The most noteworthy of the recent disappearances is that of Luke Bendell in 1995. An American and amateur rock climber, Luke had driven up to Haber Forest to climb Thunder Bluff, a 1,000-foot cliff and tallest peak in the forest. When Luke failed to return home, local authorities were alerted. Some of Luke’s gear was found scattered at the foot of the bluff. Luke’s body was later found in the forest some thirty yards from the cliff. While investigators were at first baffled by the distance of the body from the bluff, it was clear that a long fall had been the cause of death. Eventually, they reasoned that Luke had fallen while making his ascent, not been killed immediately, crawled into the forest, and then died from his injuries shortly thereafter.

Of course there are some who believe Luke was a victim of the Raptor, who had picked Luke up and dropped him to the ground, explaining why his body was far from the cliff. Others try to explain it by claiming Luke committed suicide by leaping from the top of Thunder Bluff. One of the investigators, who has remained anonymous, does claim that they are skeptical of the official cause of death. The amount of scattered gear and the distance of the corpse from the cliff just didn’t add up. There were also reports of lacerations on the body, which have since been explained as being caused by branches which Luke hit on his way down.

Interest in the Haber Forest Raptor died down during the later half of the ‘90s. It remained a popular legend in Alberta, but the rest of the world soon forgot about it. That is until 2008 when hiker and native Albertan John Cotter posted a strange video to his YouTube channel. Here’s the video:

John claimed he was hiking around Haber Forest when he heard the unnatural sounds. John is an experienced hiker and wrote that he had no idea what kind of animal could make those sounds. If this video is real, this proves that something lives inside the depths of Haber. John’s video rekindled interest in Alberta’s fabled monster.

In 2010 several photos were posted to a now-defunct cryptozoology forum by a man who claimed to be a park ranger for the province of Alberta. Though the originals were taken down soon after, I have saved versions here:

The setting appears to be Haber Forest. As you can see, there is something flying in the distance.
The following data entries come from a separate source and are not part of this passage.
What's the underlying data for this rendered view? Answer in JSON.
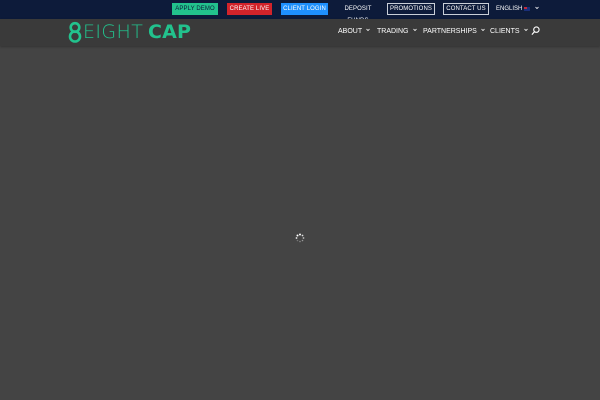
{
  "topbar": {
    "apply_demo": "APPLY DEMO",
    "create_live": "CREATE LIVE",
    "client_login": "CLIENT LOGIN",
    "deposit_funds": "DEPOSIT FUNDS",
    "promotions": "PROMOTIONS",
    "contact_us": "CONTACT US",
    "language": "ENGLISH",
    "flag_icon": "australia-flag-icon"
  },
  "logo": {
    "eight": "EIGHT",
    "cap": "CAP"
  },
  "nav": {
    "items": [
      {
        "label": "ABOUT"
      },
      {
        "label": "TRADING"
      },
      {
        "label": "PARTNERSHIPS"
      },
      {
        "label": "CLIENTS"
      }
    ],
    "search_icon": "search-icon"
  },
  "colors": {
    "topbar_bg": "#0d1b3a",
    "navbar_bg": "#3a3a3a",
    "page_bg": "#444444",
    "brand_green": "#22c28d",
    "live_red": "#d2232a",
    "login_blue": "#1e90ff"
  },
  "loading_icon": "loading-spinner-icon"
}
If these photos are real, then they are the best visual evidence of the Raptor to-date. However, the man never revealed his identity, so it is unknown who actually posted the original. And the pictures are so grainy, it is impossible to say conclusively what we are looking at. If it is a bird, it is a strange-looking one.

The Raptor has had the same description—with only minor variations—for more than a hundred years. Canadian settlers told of a human with enormous wings and talons for feet. Some versions described it as having a naked body and a shriveled head with a beak, like a vulture’s head. Others said that feathers covered most of its body and that it had fangs instead of a beak. People guess that, for a human-sized being to fly, it would have to have a wingspan of at least 40 feet. The huge wings would explain the booms of thunder associated with Raptor sightings.
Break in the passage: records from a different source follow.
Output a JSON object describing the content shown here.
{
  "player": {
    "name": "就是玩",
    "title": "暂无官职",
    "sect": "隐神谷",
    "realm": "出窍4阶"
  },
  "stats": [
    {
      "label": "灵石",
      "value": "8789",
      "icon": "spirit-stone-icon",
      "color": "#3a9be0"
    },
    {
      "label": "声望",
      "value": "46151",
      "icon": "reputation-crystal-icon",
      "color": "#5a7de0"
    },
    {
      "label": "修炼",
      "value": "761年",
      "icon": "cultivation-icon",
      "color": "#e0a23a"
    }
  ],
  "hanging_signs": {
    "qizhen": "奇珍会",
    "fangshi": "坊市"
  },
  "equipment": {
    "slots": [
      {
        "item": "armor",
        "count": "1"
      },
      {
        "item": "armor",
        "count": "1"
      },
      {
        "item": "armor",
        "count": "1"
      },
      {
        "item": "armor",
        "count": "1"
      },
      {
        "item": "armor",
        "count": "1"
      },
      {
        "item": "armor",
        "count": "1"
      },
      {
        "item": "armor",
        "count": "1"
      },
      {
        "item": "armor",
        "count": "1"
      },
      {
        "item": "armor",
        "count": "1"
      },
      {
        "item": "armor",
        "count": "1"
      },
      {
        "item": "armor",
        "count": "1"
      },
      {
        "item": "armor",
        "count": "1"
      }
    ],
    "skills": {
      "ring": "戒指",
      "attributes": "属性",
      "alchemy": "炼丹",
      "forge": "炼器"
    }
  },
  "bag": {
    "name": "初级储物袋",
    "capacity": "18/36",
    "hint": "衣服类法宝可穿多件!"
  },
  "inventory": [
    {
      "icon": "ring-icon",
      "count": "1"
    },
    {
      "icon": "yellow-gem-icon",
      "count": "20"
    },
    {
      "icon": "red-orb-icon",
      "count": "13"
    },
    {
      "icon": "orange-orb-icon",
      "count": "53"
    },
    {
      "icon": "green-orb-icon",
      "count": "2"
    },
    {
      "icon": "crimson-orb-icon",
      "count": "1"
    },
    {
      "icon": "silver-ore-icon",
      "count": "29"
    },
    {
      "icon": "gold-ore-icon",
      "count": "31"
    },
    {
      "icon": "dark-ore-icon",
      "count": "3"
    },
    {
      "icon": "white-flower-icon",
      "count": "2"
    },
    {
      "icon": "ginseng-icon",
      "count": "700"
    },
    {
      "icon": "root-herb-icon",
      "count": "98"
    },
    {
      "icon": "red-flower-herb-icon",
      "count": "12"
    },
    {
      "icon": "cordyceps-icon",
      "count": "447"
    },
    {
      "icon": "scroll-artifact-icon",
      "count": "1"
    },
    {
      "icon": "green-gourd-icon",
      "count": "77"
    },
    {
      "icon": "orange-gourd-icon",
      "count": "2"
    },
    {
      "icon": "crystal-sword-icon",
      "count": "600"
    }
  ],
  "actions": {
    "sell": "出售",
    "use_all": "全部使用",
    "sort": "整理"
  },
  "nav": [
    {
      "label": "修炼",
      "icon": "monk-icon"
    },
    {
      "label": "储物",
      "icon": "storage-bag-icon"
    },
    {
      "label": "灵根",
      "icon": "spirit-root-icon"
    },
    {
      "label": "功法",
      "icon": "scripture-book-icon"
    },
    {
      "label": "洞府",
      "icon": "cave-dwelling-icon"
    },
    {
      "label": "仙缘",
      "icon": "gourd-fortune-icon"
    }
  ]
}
An interesting connection that people have made is the similarity between the Raptor and thunderbirds of the Native American tribes of the Pacific Northwest, Great Plains, and the Great Lakes region. This mythological creature made thunder by the beating of its huge wings. Many omens were associated with the thunderbird. It could be that the Haber Forest Raptor is the progenitor of these myths, or—as some have put forward—the Raptor is the last remaining member of its kind, a species of human-like bird creatures that used to live in southern Canada and the northern US.

Whether a myth, a supernatural being, or a remnant of some prehistoric race, the Haber Forest Raptor will continue to haunt Alberta. Stories, like this one, will continue to be told about it. Perhaps one day, we will find definitive proof of its existence. Until then, Haber Forest will be shrouded in mystery and legend.